Sesame Street is famous for addressing difficult topics. They’ve tackled divorce many times over the years, but “Snuffy’s Parents Get a Divorce”, written and produced in 1992, never made it to air. The Children’s Television Workshop’s advisory board found the topic of divorce was too complicated for young children, though many suspected that they were just uncomfortable with the topic being depicted on a children’s show. Whether or not that’s a fair assessment, the episode never aired and it would be 20 years before Sesame Street finally (briefly) touched on the topic.
Arthur: “Faraway Friend” (1998)
“Faraway Friend”is less about divorce than other episodes on the list but it still does a fine job showing what happens when a friend’s parents go through it and why that doesn’t always mean the end of the world. The episode revolves around Arthur’s best buddy Buster saying that he’s going to stay with his dad for a few months. The loyal aardvark comes up with a plan to help his friend avoid going, as he assumes that Buster wouldn’t want to live with his dad. However, he’s surprised to learn that Buster is actually looking forward to getting to spend time with his father since he doesn’t get to see him that much. And while it makes him sad to see Buster go, Arthur ultimately decides to support his friend’s decision.
Rocket Power: “Father’s Day Off” (1999)
Sam’s dad comes to town for the first time since he and Sam’s mom divorced, trying to win over his skeptical son by taking him and his friends on a day of nonstop fun, including laser tag and a trip to a water park. But Sam begins to realize that his dad is too busy working to spend any time with him and, instead, just tries to distract him with gifts. Fortunately, Sam voices his frustration with his dad’s workaholic attitude and Mr. Dullard realizes that he’ll never be close with his son if he keeps making work his main priority.
The Proud Family: “The Altos” (2002)

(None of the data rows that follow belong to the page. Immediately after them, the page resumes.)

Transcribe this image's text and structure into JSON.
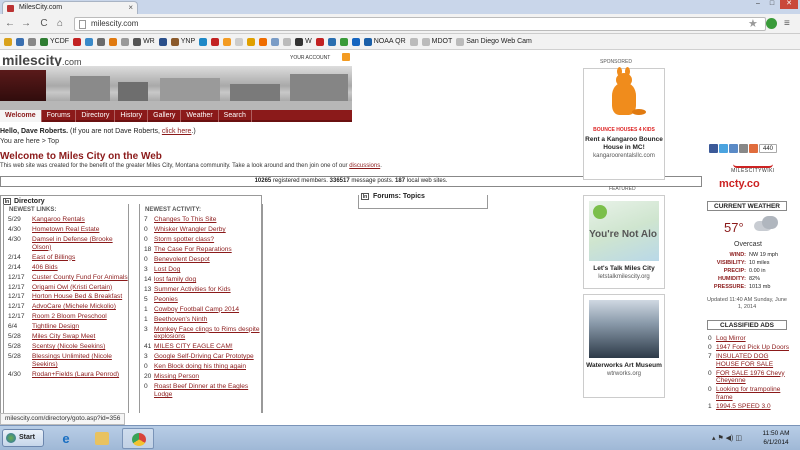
{
  "browser": {
    "tab_title": "MilesCity.com",
    "tab_close": "×",
    "url": "milescity.com",
    "window": {
      "min": "–",
      "max": "□",
      "close": "✕"
    },
    "back": "←",
    "forward": "→",
    "reload": "C",
    "home": "⌂",
    "star": "★",
    "menu": "≡",
    "bookmarks": [
      {
        "label": "",
        "color": "#d9a21c"
      },
      {
        "label": "",
        "color": "#3a6fb0"
      },
      {
        "label": "",
        "color": "#888888"
      },
      {
        "label": "YCDF",
        "color": "#2f7d32"
      },
      {
        "label": "",
        "color": "#c22222"
      },
      {
        "label": "",
        "color": "#3a8ac9"
      },
      {
        "label": "",
        "color": "#6b6b6b"
      },
      {
        "label": "",
        "color": "#e07a10"
      },
      {
        "label": "",
        "color": "#999999"
      },
      {
        "label": "WR",
        "color": "#555555"
      },
      {
        "label": "",
        "color": "#2a4f8a"
      },
      {
        "label": "YNP",
        "color": "#8b5a2b"
      },
      {
        "label": "",
        "color": "#1e88c7"
      },
      {
        "label": "",
        "color": "#c22222"
      },
      {
        "label": "",
        "color": "#f39b22"
      },
      {
        "label": "",
        "color": "#cccccc"
      },
      {
        "label": "",
        "color": "#e0a000"
      },
      {
        "label": "",
        "color": "#ef6c00"
      },
      {
        "label": "",
        "color": "#7a9cc6"
      },
      {
        "label": "",
        "color": "#bbbbbb"
      },
      {
        "label": "W",
        "color": "#333333"
      },
      {
        "label": "",
        "color": "#c22222"
      },
      {
        "label": "",
        "color": "#2a6fb0"
      },
      {
        "label": "",
        "color": "#3a9b3a"
      },
      {
        "label": "",
        "color": "#1565c0"
      },
      {
        "label": "NOAA QR",
        "color": "#1a5fa8"
      },
      {
        "label": "",
        "color": "#bbbbbb"
      },
      {
        "label": "MDOT",
        "color": "#bbbbbb"
      },
      {
        "label": "San Diego Web Cam",
        "color": "#bbbbbb"
      }
    ],
    "status_url": "milescity.com/directory/goto.asp?id=356"
  },
  "site": {
    "logo": "milescity",
    "logo_domain": ".com",
    "account": "YOUR ACCOUNT",
    "nav": [
      "Welcome",
      "Forums",
      "Directory",
      "History",
      "Gallery",
      "Weather",
      "Search"
    ],
    "hello_prefix": "Hello, Dave Roberts.",
    "hello_mid": "(If you are not Dave Roberts,",
    "hello_link": "click here",
    "hello_suffix": ".)",
    "crumb": "You are here > Top",
    "welcome_title": "Welcome to Miles City on the Web",
    "intro": "This web site was created for the benefit of the greater Miles City, Montana community. Take a look around and then join one of our",
    "intro_link": "discussions",
    "intro_end": ".",
    "stats": {
      "members": "10265",
      "members_label": "registered members.",
      "posts": "336517",
      "posts_label": "message posts.",
      "sites": "187",
      "sites_label": "local web sites."
    },
    "directory_title": "Directory",
    "box_icon": "ln",
    "forums_title": "Forums: Topics"
  },
  "newest_links": {
    "header": "NEWEST LINKS:",
    "items": [
      {
        "date": "5/29",
        "text": "Kangaroo Rentals"
      },
      {
        "date": "4/30",
        "text": "Hometown Real Estate"
      },
      {
        "date": "4/30",
        "text": "Damsel in Defense (Brooke Olson)"
      },
      {
        "date": "2/14",
        "text": "East of Billings"
      },
      {
        "date": "2/14",
        "text": "406 Bids"
      },
      {
        "date": "12/17",
        "text": "Custer County Fund For Animals"
      },
      {
        "date": "12/17",
        "text": "Origami Owl (Kristi Certain)"
      },
      {
        "date": "12/17",
        "text": "Horton House Bed & Breakfast"
      },
      {
        "date": "12/17",
        "text": "AdvoCare (Michele Mickolio)"
      },
      {
        "date": "12/17",
        "text": "Room 2 Bloom Preschool"
      },
      {
        "date": "6/4",
        "text": "Tightline Design"
      },
      {
        "date": "5/28",
        "text": "Miles City Swap Meet"
      },
      {
        "date": "5/28",
        "text": "Scentsy (Nicole Seekins)"
      },
      {
        "date": "5/28",
        "text": "Blessings Unlimited (Nicole Seekins)"
      },
      {
        "date": "4/30",
        "text": "Rodan+Fields (Laura Penrod)"
      }
    ]
  },
  "newest_activity": {
    "header": "NEWEST ACTIVITY:",
    "items": [
      {
        "n": "7",
        "text": "Changes To This Site"
      },
      {
        "n": "0",
        "text": "Whisker Wrangler Derby"
      },
      {
        "n": "0",
        "text": "Storm spotter class?"
      },
      {
        "n": "18",
        "text": "The Case For Reparations"
      },
      {
        "n": "0",
        "text": "Benevolent Despot"
      },
      {
        "n": "3",
        "text": "Lost Dog"
      },
      {
        "n": "14",
        "text": "lost family dog"
      },
      {
        "n": "13",
        "text": "Summer Activities for Kids"
      },
      {
        "n": "5",
        "text": "Peonies"
      },
      {
        "n": "1",
        "text": "Cowboy Football Camp 2014"
      },
      {
        "n": "1",
        "text": "Beethoven's Ninth"
      },
      {
        "n": "3",
        "text": "Monkey Face clings to Rims despite explosions"
      },
      {
        "n": "41",
        "text": "MILES CITY EAGLE CAM!"
      },
      {
        "n": "3",
        "text": "Google Self-Driving Car Prototype"
      },
      {
        "n": "0",
        "text": "Ken Block doing his thing again"
      },
      {
        "n": "20",
        "text": "Missing Person"
      },
      {
        "n": "0",
        "text": "Roast Beef Dinner at the Eagles Lodge"
      }
    ]
  },
  "sponsored": {
    "label": "SPONSORED",
    "ad1_logo_text": "BOUNCE HOUSES 4 KIDS",
    "ad1_caption": "Rent a Kangaroo Bounce House in MC!",
    "ad1_url": "kangaroorentalsllc.com",
    "featured_label": "FEATURED",
    "ad2_thumb_text": "You're Not Alo",
    "ad2_caption": "Let's Talk Miles City",
    "ad2_url": "letstalkmilescity.org",
    "ad3_caption": "Waterworks Art Museum",
    "ad3_url": "wtrworks.org"
  },
  "sidebar": {
    "share_count": "440",
    "wiki": "MILESCITYWIKI",
    "mcty": "mcty.co",
    "weather_hdr": "CURRENT WEATHER",
    "temp": "57°",
    "condition": "Overcast",
    "details": [
      {
        "k": "WIND:",
        "v": "NW 19 mph"
      },
      {
        "k": "VISIBILITY:",
        "v": "10 miles"
      },
      {
        "k": "PRECIP:",
        "v": "0.00 in"
      },
      {
        "k": "HUMIDITY:",
        "v": "82%"
      },
      {
        "k": "PRESSURE:",
        "v": "1013 mb"
      }
    ],
    "updated": "Updated 11:40 AM Sunday, June 1, 2014",
    "classified_hdr": "CLASSIFIED ADS",
    "classified": [
      {
        "n": "0",
        "text": "Log Mirror"
      },
      {
        "n": "0",
        "text": "1947 Ford Pick Up Doors"
      },
      {
        "n": "7",
        "text": "INSULATED DOG HOUSE FOR SALE"
      },
      {
        "n": "0",
        "text": "FOR SALE 1976 Chevy Cheyenne"
      },
      {
        "n": "0",
        "text": "Looking for trampoline frame"
      },
      {
        "n": "1",
        "text": "1994.5 SPEED 3.0"
      }
    ]
  },
  "taskbar": {
    "start": "Start",
    "ie": "e",
    "tray": "▴ ⚑ ◀) ◫",
    "time": "11:50 AM",
    "date": "6/1/2014"
  }
}
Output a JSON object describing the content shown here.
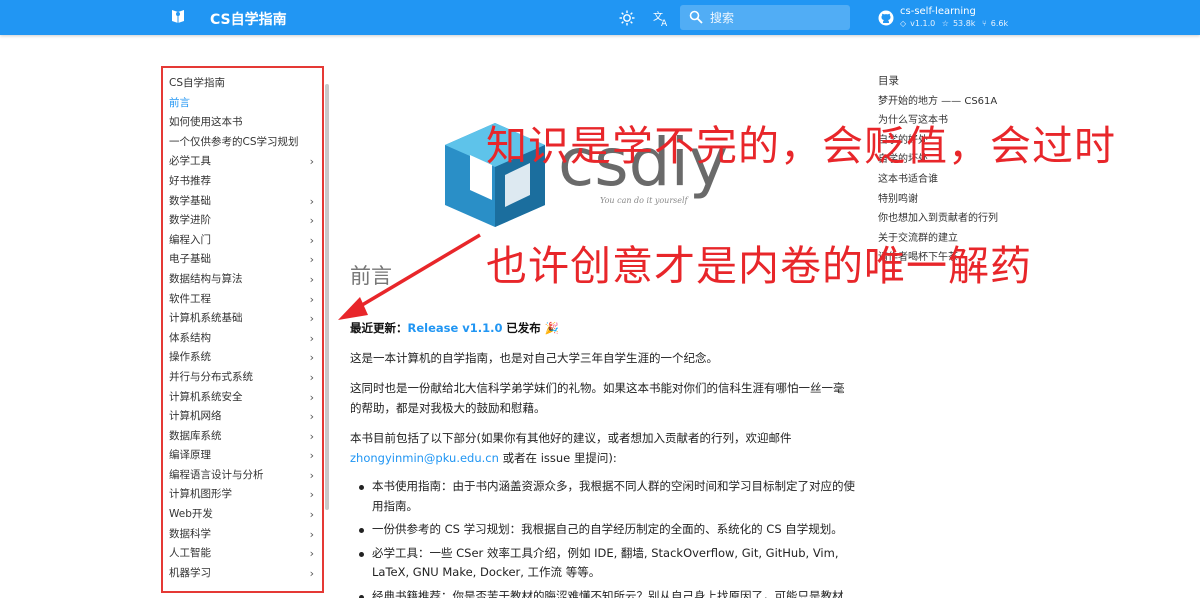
{
  "header": {
    "site_title": "CS自学指南",
    "search_placeholder": "搜索",
    "repo": {
      "name": "cs-self-learning",
      "version": "v1.1.0",
      "stars": "53.8k",
      "forks": "6.6k"
    },
    "icons": [
      "book-logo-icon",
      "brightness-icon",
      "translate-icon",
      "search-icon",
      "github-icon",
      "tag-icon",
      "star-icon",
      "fork-icon"
    ]
  },
  "sidebar": {
    "items": [
      {
        "label": "CS自学指南",
        "chevron": false,
        "active": false
      },
      {
        "label": "前言",
        "chevron": false,
        "active": true
      },
      {
        "label": "如何使用这本书",
        "chevron": false,
        "active": false
      },
      {
        "label": "一个仅供参考的CS学习规划",
        "chevron": false,
        "active": false
      },
      {
        "label": "必学工具",
        "chevron": true,
        "active": false
      },
      {
        "label": "好书推荐",
        "chevron": false,
        "active": false
      },
      {
        "label": "数学基础",
        "chevron": true,
        "active": false
      },
      {
        "label": "数学进阶",
        "chevron": true,
        "active": false
      },
      {
        "label": "编程入门",
        "chevron": true,
        "active": false
      },
      {
        "label": "电子基础",
        "chevron": true,
        "active": false
      },
      {
        "label": "数据结构与算法",
        "chevron": true,
        "active": false
      },
      {
        "label": "软件工程",
        "chevron": true,
        "active": false
      },
      {
        "label": "计算机系统基础",
        "chevron": true,
        "active": false
      },
      {
        "label": "体系结构",
        "chevron": true,
        "active": false
      },
      {
        "label": "操作系统",
        "chevron": true,
        "active": false
      },
      {
        "label": "并行与分布式系统",
        "chevron": true,
        "active": false
      },
      {
        "label": "计算机系统安全",
        "chevron": true,
        "active": false
      },
      {
        "label": "计算机网络",
        "chevron": true,
        "active": false
      },
      {
        "label": "数据库系统",
        "chevron": true,
        "active": false
      },
      {
        "label": "编译原理",
        "chevron": true,
        "active": false
      },
      {
        "label": "编程语言设计与分析",
        "chevron": true,
        "active": false
      },
      {
        "label": "计算机图形学",
        "chevron": true,
        "active": false
      },
      {
        "label": "Web开发",
        "chevron": true,
        "active": false
      },
      {
        "label": "数据科学",
        "chevron": true,
        "active": false
      },
      {
        "label": "人工智能",
        "chevron": true,
        "active": false
      },
      {
        "label": "机器学习",
        "chevron": true,
        "active": false
      }
    ]
  },
  "toc": {
    "title": "目录",
    "items": [
      "梦开始的地方 —— CS61A",
      "为什么写这本书",
      "自学的好处",
      "自学的坏处",
      "这本书适合谁",
      "特别鸣谢",
      "你也想加入到贡献者的行列",
      "关于交流群的建立",
      "请作者喝杯下午茶"
    ]
  },
  "content": {
    "page_title": "前言",
    "latest_prefix": "最近更新：",
    "latest_link": "Release v1.1.0",
    "latest_suffix": "已发布 🎉",
    "p1": "这是一本计算机的自学指南，也是对自己大学三年自学生涯的一个纪念。",
    "p2": "这同时也是一份献给北大信科学弟学妹们的礼物。如果这本书能对你们的信科生涯有哪怕一丝一毫的帮助，都是对我极大的鼓励和慰藉。",
    "p3_a": "本书目前包括了以下部分(如果你有其他好的建议，或者想加入贡献者的行列，欢迎邮件",
    "email": "zhongyinmin@pku.edu.cn",
    "p3_b": "或者在 issue 里提问):",
    "bullets": [
      "本书使用指南：由于书内涵盖资源众多，我根据不同人群的空闲时间和学习目标制定了对应的使用指南。",
      "一份供参考的 CS 学习规划：我根据自己的自学经历制定的全面的、系统化的 CS 自学规划。",
      "必学工具：一些 CSer 效率工具介绍，例如 IDE, 翻墙, StackOverflow, Git, GitHub, Vim, LaTeX, GNU Make, Docker, 工作流 等等。",
      "经典书籍推荐：你是否苦于教材的晦涩难懂不知所云？别从自己身上找原因了，可能只是教材"
    ]
  },
  "overlay": {
    "line1": "知识是学不完的，会贬值，会过时",
    "line2": "也许创意才是内卷的唯一解药",
    "watermark": "csdiy",
    "watermark_tagline": "You can do it yourself",
    "accent": "#e8262a"
  },
  "colors": {
    "primary": "#2196f3",
    "highlight_border": "#e53935"
  }
}
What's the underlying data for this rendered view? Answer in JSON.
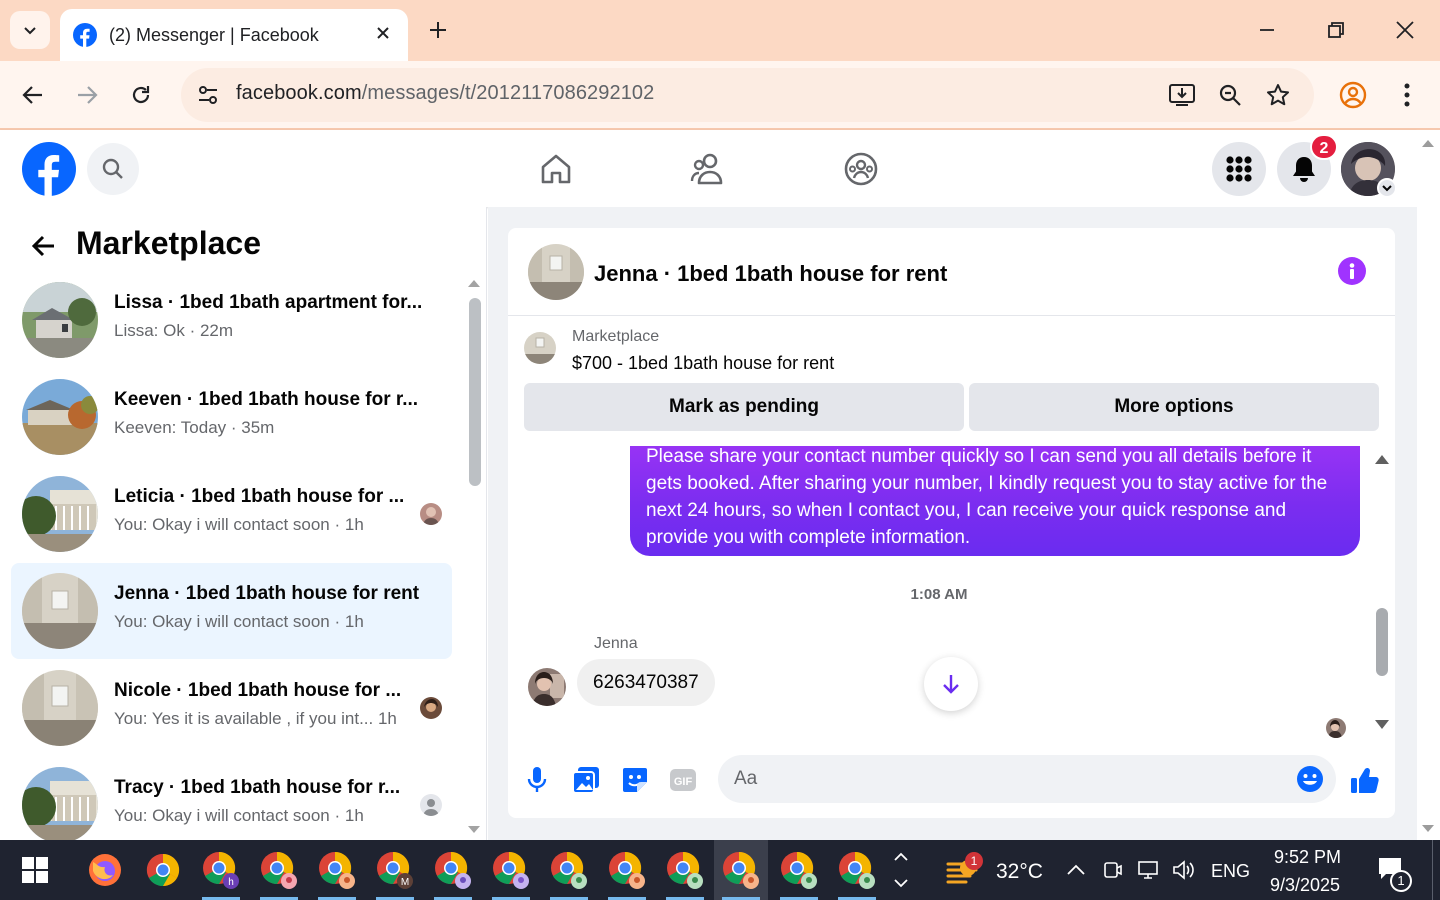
{
  "browser": {
    "tab_title": "(2) Messenger | Facebook",
    "url_host": "facebook.com",
    "url_path": "/messages/t/2012117086292102"
  },
  "facebook": {
    "notification_count": "2"
  },
  "left_panel": {
    "title": "Marketplace",
    "conversations": [
      {
        "name": "Lissa · 1bed 1bath apartment for...",
        "preview": "Lissa: Ok · 22m"
      },
      {
        "name": "Keeven · 1bed 1bath house for r...",
        "preview": "Keeven: Today · 35m"
      },
      {
        "name": "Leticia · 1bed 1bath house for ...",
        "preview": "You: Okay i will contact soon · 1h"
      },
      {
        "name": "Jenna · 1bed 1bath house for rent",
        "preview": "You: Okay i will contact soon · 1h"
      },
      {
        "name": "Nicole · 1bed 1bath house for ...",
        "preview": "You: Yes it is available , if you int...  1h"
      },
      {
        "name": "Tracy · 1bed 1bath house for r...",
        "preview": "You: Okay i will contact soon · 1h"
      }
    ]
  },
  "chat": {
    "title": "Jenna · 1bed 1bath house for rent",
    "marketplace_label": "Marketplace",
    "listing": "$700 - 1bed 1bath house for rent",
    "mark_pending": "Mark as pending",
    "more_options": "More options",
    "outgoing_message": "Please share your contact number quickly so I can send you all details before it gets booked. After sharing your number, I kindly request you to stay active for the next 24 hours, so when I contact you, I can receive your quick response and provide you with complete information.",
    "timestamp": "1:08 AM",
    "sender_name": "Jenna",
    "incoming_message": "6263470387",
    "composer_placeholder": "Aa"
  },
  "taskbar": {
    "weather_badge": "1",
    "temperature": "32°C",
    "language": "ENG",
    "time": "9:52 PM",
    "date": "9/3/2025",
    "notification_count": "1"
  },
  "colors": {
    "facebook_blue": "#0866ff",
    "messenger_purple": "#a033ff",
    "active_conversation": "#ebf5ff",
    "tab_strip": "#fcd9c4"
  }
}
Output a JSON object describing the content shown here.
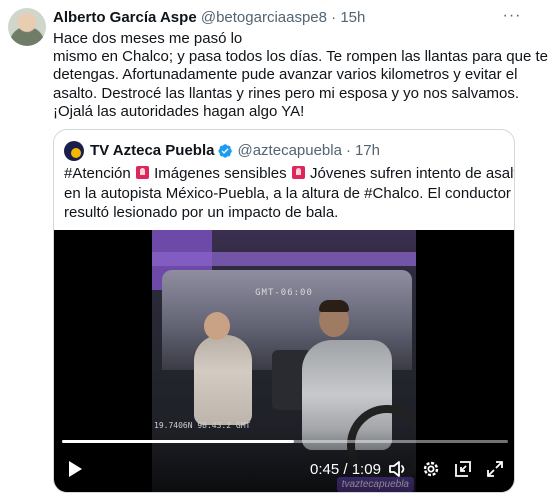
{
  "author": {
    "display_name": "Alberto García Aspe",
    "handle": "@betogarciaaspe8",
    "separator": "·",
    "time": "15h"
  },
  "more_label": "···",
  "tweet_lines": [
    "Hace dos meses me pasó lo",
    "mismo en Chalco; y pasa todos los días. Te rompen las llantas para que te",
    "detengas. Afortunadamente pude avanzar varios kilometros y evitar el",
    "asalto. Destrocé las llantas y rines pero mi esposa y yo nos salvamos.",
    "¡Ojalá las autoridades hagan algo YA!"
  ],
  "quote": {
    "name": "TV Azteca Puebla",
    "handle": "@aztecapuebla",
    "separator": "·",
    "time": "17h",
    "lines": {
      "line1_a": "#Atención",
      "line1_b": "Imágenes sensibles",
      "line1_c": "Jóvenes sufren intento de asalto",
      "line2": "en la autopista México-Puebla, a la altura de #Chalco. El conductor",
      "line3": "resultó lesionado por un impacto de bala."
    },
    "emoji_names": [
      "rotating-light-icon",
      "rotating-light-icon",
      "rotating-light-icon"
    ]
  },
  "video": {
    "stamp_top": "GMT-06:00",
    "stamp_bottom": "19.7406N 98.43.2 GMT",
    "brand": "tvaztecapuebla",
    "progress": 0.52,
    "current_time": "0:45",
    "duration": "1:09",
    "time_separator": "/",
    "icons": [
      "play-icon",
      "volume-icon",
      "settings-icon",
      "picture-in-picture-icon",
      "fullscreen-icon"
    ]
  },
  "colors": {
    "text": "#0f1419",
    "secondary": "#536471",
    "border": "#cfd9de",
    "verified": "#1d9bf0"
  }
}
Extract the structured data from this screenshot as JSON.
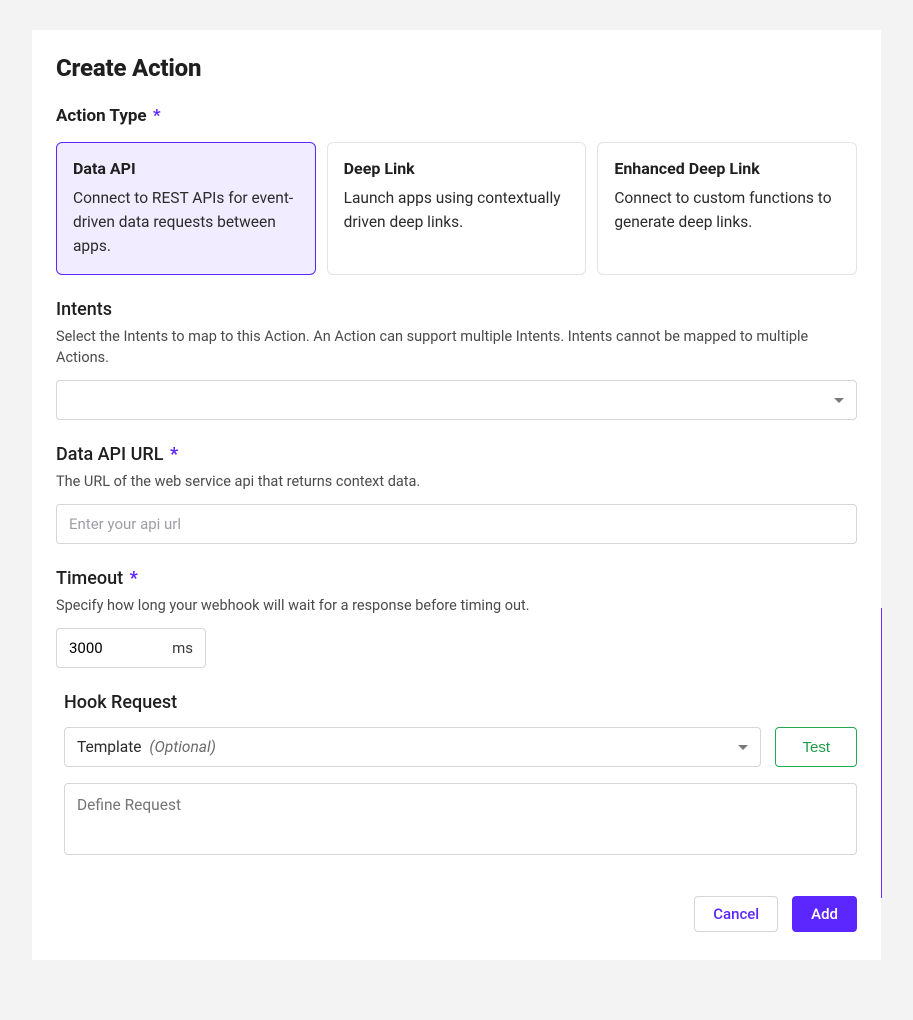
{
  "title": "Create Action",
  "actionType": {
    "label": "Action Type",
    "required": "*",
    "options": [
      {
        "title": "Data API",
        "desc": "Connect to REST APIs for event-driven data requests between apps.",
        "selected": true
      },
      {
        "title": "Deep Link",
        "desc": "Launch apps using contextually driven deep links.",
        "selected": false
      },
      {
        "title": "Enhanced Deep Link",
        "desc": "Connect to custom functions to generate deep links.",
        "selected": false
      }
    ]
  },
  "intents": {
    "label": "Intents",
    "help": "Select the Intents to map to this Action. An Action can support multiple Intents. Intents cannot be mapped to multiple Actions."
  },
  "apiUrl": {
    "label": "Data API URL",
    "required": "*",
    "help": "The URL of the web service api that returns context data.",
    "placeholder": "Enter your api url",
    "value": ""
  },
  "timeout": {
    "label": "Timeout",
    "required": "*",
    "help": "Specify how long your webhook will wait for a response before timing out.",
    "value": "3000",
    "unit": "ms"
  },
  "hook": {
    "label": "Hook Request",
    "templateLabel": "Template",
    "optional": "(Optional)",
    "testLabel": "Test",
    "requestPlaceholder": "Define Request"
  },
  "footer": {
    "cancel": "Cancel",
    "add": "Add"
  }
}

When Penny’s best friend Sticky Webb finds out his parents are getting divorced, he begins to act out at school and even joins the Altos, a group of bullies aptly named Punch, Stomp, and Slapmaster. Eventually, Penny figures out what is bothering her buddy and helps him deal with his anger and confusion. It’s an episode that acknowledges the pain divorce can cause kids while also making it clear that progress only comes if they’re honest about their feelings.
Phineas and Ferb: “I Scream, You Scream” (2008)
For most shows, the idea of a broken home might be played for drama. But this episode, which focuses on the evil-but-lovable Dr. Heinz Doofenshmirtz anxiety over the fact that his ex-wife is dropping off his teen daughter Vanessa for the weekend. stands out because Doofenshmirtz and Charlene seem to have split on pretty amicable terms. In fact, Charlene says the divorce has nothing to do with betrayal, resentment, or her ex-husband’s supervillain aspirations. They just weren’t right for each other. Even in the 21st century, such a treatment was rare to see.
Girl Meets World: “Girl Meets the Forgiveness Project” (2015)
On the surface, Riley’s best friend Maya seems like an impossibly cool junior higher who genuinely doesn’t care about what anyone else thinks. Over the course of the show, we discover the cool girl schtick is all an act, and Maya is actually a sad, vulnerable girl who’s afraid to let people in because her dad abandoned her and her mom. Eventually, Maya finds herself face-to-face with her father but unable to forgive him for everything he’s done. Still, she’s able to accept his choices and not let it affect her view of the world or herself.